.NET 7 was officially announced this week. When the first preview version became available, Microsoft said about .NET 7 “marks the first step forward to the next 20 years of .NET.”
.NET 7 is similar to .NET 6 in some fundamentals, such as а simplified development experience, improved developer productivity, and a unified set of base libraries, runtime, and SDK.
The focus areas for .NET 7 are providing tools for upgrading legacy projects, improved cloud-native development support, and a simplified experience for working with containers.
“.NET 7 is built for modern cloud native apps, mobile clients, edge services and desktop technologies,”
said in Microsoft’s blog post Jon Douglas, principal program manager for NuGet, Jeremy Likness, principal program manager for .NET Web Frameworks and .NET and Angelos Petropoulos, product manager for .NET.
.NET MAUI comes included with .NET 7, which will make it easier for developers to create mobile versions of their applications. This release also includes updates to Blazor, which is a framework for creating web apps with C#. The updates include support for handling location change events, improvements to the debugging experience for WebAssembly, and out-of-the-box support for using OpenID Connect for authentication.
.NET 7 launches with support for several Azure platform-as-a-service offerings: App Service for Windows and Linux, Static Web Apps, Azure Functions, and Azure Container Apps.
“The popularity and practical usage of containers is rising, and for many companies, they represent the preferred way of deploying to the cloud. However, working with containers adds new work to a team’s backlog, including building and publishing images, checking security and compliance, and optimizing the performance of images. We believe there’s an opportunity to create a better, more streamlined experience with .NET containers,”
the team wrote.
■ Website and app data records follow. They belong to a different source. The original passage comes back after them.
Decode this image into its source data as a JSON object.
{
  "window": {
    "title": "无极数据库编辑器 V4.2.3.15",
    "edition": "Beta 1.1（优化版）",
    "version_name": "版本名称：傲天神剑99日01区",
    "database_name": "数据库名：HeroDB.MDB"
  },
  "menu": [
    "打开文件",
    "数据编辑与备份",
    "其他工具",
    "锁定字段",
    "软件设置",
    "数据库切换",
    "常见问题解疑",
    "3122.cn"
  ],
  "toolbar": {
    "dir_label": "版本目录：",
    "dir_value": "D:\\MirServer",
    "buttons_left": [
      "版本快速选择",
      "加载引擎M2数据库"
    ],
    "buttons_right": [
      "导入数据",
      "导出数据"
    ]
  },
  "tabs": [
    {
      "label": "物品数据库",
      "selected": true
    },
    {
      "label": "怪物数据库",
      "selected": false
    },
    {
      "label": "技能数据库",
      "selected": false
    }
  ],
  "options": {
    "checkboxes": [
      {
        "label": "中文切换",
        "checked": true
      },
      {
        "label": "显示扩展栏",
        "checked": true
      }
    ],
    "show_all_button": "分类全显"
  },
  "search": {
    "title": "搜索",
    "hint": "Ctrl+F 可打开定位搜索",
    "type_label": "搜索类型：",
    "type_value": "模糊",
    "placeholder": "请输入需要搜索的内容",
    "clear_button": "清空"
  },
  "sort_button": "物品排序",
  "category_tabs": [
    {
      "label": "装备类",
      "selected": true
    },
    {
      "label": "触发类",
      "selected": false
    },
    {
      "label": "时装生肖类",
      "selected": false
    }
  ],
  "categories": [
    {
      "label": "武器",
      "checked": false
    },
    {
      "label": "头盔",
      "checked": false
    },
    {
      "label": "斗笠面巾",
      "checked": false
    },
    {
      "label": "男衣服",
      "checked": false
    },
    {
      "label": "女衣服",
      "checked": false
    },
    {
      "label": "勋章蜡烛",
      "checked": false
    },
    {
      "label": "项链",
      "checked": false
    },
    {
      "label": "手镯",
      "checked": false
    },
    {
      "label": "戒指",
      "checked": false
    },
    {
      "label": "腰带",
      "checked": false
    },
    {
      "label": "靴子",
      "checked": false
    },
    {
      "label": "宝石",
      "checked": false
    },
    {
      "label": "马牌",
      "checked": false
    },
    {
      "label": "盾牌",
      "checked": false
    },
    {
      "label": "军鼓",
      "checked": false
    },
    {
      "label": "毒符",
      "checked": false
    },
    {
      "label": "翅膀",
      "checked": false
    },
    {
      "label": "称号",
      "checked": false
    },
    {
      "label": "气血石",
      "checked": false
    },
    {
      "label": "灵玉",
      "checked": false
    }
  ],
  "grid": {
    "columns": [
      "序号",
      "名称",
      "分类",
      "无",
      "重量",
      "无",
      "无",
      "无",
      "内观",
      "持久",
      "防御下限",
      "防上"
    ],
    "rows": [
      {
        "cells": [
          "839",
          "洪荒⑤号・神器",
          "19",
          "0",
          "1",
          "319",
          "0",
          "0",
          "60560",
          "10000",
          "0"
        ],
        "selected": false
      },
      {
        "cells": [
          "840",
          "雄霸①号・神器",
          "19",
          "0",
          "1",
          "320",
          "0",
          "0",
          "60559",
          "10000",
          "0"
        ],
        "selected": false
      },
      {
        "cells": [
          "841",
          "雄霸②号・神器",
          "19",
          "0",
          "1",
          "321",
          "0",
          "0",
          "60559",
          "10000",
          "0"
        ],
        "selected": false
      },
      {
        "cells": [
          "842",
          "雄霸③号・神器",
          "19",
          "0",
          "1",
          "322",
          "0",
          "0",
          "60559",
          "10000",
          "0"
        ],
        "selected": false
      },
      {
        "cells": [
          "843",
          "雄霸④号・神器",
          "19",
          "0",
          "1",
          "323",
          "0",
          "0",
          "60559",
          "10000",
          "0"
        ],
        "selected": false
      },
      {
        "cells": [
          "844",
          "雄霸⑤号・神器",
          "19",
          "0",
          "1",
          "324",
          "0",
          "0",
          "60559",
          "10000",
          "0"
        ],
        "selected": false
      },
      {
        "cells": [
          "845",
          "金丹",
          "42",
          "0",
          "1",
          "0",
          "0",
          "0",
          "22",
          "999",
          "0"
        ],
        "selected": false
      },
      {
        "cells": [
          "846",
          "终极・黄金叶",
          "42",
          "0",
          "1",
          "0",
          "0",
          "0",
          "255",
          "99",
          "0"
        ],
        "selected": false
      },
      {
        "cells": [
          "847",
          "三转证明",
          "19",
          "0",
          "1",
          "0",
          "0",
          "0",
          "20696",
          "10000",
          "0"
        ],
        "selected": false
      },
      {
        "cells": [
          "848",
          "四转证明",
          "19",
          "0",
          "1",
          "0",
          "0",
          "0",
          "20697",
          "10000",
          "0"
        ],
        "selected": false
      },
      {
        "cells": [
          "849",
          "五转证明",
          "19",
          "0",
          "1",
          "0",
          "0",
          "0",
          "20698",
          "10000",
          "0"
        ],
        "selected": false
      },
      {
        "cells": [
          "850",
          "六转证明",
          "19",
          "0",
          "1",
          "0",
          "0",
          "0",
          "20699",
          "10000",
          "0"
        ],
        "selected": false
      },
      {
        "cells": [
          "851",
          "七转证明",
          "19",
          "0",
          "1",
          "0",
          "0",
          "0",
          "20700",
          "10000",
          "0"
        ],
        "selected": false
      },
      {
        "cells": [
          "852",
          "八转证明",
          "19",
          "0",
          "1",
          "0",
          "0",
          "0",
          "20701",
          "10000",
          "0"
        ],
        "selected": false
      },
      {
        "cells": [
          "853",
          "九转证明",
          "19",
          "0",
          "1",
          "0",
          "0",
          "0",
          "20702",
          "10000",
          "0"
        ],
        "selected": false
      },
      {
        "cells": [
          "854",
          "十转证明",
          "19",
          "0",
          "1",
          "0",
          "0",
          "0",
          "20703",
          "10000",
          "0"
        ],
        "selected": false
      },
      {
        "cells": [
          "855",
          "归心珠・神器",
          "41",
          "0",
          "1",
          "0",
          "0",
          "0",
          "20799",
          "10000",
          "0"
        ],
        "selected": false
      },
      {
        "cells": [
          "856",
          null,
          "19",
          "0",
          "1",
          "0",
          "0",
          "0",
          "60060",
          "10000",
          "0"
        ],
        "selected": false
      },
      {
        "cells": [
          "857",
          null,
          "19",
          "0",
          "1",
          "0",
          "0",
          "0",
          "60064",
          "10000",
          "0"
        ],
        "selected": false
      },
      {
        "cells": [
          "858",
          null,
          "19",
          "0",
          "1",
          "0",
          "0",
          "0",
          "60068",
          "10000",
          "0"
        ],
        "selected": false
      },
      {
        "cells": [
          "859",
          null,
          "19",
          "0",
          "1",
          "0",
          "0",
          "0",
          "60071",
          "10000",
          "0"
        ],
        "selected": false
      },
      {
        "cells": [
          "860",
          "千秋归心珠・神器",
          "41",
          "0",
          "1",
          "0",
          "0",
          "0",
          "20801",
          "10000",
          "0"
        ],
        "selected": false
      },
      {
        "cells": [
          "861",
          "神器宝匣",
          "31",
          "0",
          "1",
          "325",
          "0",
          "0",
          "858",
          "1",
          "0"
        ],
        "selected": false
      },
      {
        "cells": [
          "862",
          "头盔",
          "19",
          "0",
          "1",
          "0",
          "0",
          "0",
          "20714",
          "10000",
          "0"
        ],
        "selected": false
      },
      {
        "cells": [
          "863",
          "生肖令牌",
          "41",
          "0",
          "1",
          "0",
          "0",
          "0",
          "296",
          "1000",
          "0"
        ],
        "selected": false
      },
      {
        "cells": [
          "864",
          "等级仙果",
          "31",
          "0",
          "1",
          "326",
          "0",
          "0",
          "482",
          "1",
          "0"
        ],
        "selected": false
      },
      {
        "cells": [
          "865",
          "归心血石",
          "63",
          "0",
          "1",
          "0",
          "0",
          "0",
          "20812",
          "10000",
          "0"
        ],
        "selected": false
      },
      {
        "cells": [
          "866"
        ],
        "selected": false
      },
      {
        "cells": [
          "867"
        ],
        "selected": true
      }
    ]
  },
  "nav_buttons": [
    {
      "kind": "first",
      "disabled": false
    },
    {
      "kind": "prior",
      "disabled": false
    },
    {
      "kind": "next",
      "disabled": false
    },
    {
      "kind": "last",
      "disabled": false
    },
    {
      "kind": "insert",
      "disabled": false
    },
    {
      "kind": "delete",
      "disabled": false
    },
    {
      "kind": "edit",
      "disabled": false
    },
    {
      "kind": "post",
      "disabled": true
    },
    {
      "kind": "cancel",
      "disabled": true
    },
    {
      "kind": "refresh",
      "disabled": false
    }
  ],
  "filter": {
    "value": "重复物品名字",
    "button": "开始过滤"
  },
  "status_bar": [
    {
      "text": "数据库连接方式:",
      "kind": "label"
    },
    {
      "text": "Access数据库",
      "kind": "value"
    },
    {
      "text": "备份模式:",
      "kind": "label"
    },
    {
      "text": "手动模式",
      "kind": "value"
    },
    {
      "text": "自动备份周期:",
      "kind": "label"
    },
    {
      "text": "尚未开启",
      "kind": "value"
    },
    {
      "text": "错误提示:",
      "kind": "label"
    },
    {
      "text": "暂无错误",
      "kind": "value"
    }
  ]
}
To make it easier to work with containers, .NET 7 will enable developers to create a containerized version of their app by using “dotnet publish.” The goals Microsoft had when creating this capability was to have it integrate with existing build logic and be available out-of-the-box.